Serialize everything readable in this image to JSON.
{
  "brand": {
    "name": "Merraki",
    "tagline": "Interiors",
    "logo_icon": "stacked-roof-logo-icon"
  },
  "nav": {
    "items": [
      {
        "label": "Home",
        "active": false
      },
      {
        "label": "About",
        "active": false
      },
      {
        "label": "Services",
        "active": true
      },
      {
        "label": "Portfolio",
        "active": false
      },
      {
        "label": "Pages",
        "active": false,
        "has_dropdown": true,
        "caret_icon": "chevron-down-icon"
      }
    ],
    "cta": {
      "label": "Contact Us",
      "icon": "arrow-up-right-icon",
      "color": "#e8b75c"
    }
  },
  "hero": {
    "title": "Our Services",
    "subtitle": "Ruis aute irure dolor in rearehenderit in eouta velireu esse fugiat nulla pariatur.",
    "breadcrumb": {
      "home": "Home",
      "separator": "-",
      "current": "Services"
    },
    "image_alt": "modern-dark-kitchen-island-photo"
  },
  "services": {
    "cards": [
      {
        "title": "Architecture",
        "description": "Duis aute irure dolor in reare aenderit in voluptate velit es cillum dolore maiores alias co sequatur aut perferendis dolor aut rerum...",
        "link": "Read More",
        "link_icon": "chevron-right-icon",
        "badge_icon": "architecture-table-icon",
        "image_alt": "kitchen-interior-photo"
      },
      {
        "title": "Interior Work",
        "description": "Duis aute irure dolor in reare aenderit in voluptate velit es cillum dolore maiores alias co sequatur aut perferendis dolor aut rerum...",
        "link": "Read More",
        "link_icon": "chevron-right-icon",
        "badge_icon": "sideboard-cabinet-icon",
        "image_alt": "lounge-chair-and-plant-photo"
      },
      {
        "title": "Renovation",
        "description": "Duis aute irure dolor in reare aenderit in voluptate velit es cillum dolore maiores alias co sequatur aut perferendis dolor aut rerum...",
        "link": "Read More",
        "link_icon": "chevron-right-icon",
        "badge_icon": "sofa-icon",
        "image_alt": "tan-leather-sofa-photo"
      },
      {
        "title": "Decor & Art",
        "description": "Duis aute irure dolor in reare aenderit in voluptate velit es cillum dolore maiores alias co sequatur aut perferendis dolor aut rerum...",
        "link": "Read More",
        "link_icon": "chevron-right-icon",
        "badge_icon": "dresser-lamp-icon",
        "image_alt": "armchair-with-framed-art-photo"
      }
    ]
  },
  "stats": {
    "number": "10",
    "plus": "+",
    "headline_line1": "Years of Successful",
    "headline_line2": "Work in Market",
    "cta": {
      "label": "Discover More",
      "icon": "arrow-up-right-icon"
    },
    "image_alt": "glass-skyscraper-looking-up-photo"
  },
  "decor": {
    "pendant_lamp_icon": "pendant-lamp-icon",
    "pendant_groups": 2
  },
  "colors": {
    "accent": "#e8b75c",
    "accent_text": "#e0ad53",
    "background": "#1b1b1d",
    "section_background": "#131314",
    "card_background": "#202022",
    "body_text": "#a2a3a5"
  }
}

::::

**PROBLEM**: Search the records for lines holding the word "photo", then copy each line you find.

**WRITTEN SOLUTION**:
    "image_alt": "modern-dark-kitchen-island-photo"
        "image_alt": "kitchen-interior-photo"
        "image_alt": "lounge-chair-and-plant-photo"
        "image_alt": "tan-leather-sofa-photo"
        "image_alt": "armchair-with-framed-art-photo"
    "image_alt": "glass-skyscraper-looking-up-photo"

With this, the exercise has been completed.